C.Tagliavini, 1503, Cecilia 2014

Christian Tagliavini, 1503 Cecilia, 2011

People sometimes ask me why I do what I do. Recently I found myself in a complex discussion where I was defending my line of work, ultimately justifying the hours spent by dress historians looking at a neckline, or the lining of a gown or the height of an eighteenth century heel. I was being challenged on the utility of it all – do we really need to know these minute details of everyday life of the past?

isn’t fashion projected into the future by its very essence? if so why do we need to teach young fashion or costume designers about their heritage?

Maybe the answers to the above are all here, in these mesmerizing and simply beautiful works of contemporary art.

For this post I have chosen to share the work of a very interesting – to me – young photographer.
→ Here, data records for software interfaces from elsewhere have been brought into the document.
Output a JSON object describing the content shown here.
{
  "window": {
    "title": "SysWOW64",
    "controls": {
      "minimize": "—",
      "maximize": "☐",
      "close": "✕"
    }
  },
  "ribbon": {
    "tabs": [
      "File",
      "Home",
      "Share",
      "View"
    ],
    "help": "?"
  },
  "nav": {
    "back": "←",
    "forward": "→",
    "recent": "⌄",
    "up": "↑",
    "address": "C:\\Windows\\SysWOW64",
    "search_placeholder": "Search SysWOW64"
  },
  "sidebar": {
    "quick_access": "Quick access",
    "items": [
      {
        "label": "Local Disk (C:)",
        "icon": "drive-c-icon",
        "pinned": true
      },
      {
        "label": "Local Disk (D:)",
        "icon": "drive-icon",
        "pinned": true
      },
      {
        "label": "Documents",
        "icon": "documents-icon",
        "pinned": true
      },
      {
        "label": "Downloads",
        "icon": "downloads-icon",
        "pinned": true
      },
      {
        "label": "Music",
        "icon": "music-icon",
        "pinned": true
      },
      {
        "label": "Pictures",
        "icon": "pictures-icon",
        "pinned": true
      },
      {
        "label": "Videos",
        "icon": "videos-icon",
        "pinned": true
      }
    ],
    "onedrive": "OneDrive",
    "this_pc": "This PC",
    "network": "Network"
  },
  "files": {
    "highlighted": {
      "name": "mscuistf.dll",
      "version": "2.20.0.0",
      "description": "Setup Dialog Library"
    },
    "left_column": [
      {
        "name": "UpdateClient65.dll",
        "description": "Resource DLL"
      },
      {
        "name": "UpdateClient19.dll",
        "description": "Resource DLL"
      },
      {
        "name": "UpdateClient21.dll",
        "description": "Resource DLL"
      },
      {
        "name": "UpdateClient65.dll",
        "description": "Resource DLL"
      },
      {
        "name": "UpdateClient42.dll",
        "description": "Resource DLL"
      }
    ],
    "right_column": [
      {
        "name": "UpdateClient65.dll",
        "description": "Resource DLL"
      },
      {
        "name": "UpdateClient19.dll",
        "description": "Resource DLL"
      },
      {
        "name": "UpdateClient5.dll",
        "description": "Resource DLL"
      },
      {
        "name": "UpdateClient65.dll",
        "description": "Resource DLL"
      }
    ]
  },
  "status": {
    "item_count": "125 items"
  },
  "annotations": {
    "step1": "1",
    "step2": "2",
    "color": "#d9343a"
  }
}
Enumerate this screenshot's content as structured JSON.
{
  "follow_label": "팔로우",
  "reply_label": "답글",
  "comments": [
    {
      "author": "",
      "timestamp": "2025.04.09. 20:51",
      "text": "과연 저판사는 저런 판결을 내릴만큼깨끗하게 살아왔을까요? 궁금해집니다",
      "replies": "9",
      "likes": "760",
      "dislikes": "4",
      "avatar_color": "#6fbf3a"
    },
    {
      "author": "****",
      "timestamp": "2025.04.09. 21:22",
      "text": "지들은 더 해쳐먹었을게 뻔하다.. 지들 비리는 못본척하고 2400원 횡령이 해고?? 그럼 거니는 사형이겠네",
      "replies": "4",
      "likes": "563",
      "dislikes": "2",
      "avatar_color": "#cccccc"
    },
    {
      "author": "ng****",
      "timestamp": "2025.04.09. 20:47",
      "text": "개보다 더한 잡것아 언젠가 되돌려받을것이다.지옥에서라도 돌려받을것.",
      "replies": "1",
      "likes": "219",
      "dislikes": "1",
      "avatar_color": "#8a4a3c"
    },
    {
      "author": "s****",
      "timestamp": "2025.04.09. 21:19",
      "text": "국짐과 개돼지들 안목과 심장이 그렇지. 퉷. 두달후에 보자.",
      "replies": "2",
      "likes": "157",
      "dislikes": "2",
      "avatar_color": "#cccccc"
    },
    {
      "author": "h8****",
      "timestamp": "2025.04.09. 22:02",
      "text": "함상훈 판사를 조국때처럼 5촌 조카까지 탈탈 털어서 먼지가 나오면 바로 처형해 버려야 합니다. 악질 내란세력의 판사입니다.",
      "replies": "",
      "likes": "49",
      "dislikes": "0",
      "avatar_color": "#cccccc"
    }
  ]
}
Especially a recent series entitled “1503”.

C.Tagliavini, 1503, ritratto di signora in verde 2014

Christian Tagliavini, 1503 Signora in verde, 2011

C.Tagliavini, 1503, Donna Clotilde 2014

Christian Tagliavini, 1503 Donna Clotilde, 2011

C.Tagliavini, 1503, Lucrezia 2014

Christian Tagliavini, 1503 Lucrezia, 2011

C.Tagliavini, 1503, Bartolomeo 2014

Christian Tagliavini, 1503 Bartolomeo, 2011

Enough said I think.

his website:     www. christiantagliavini.com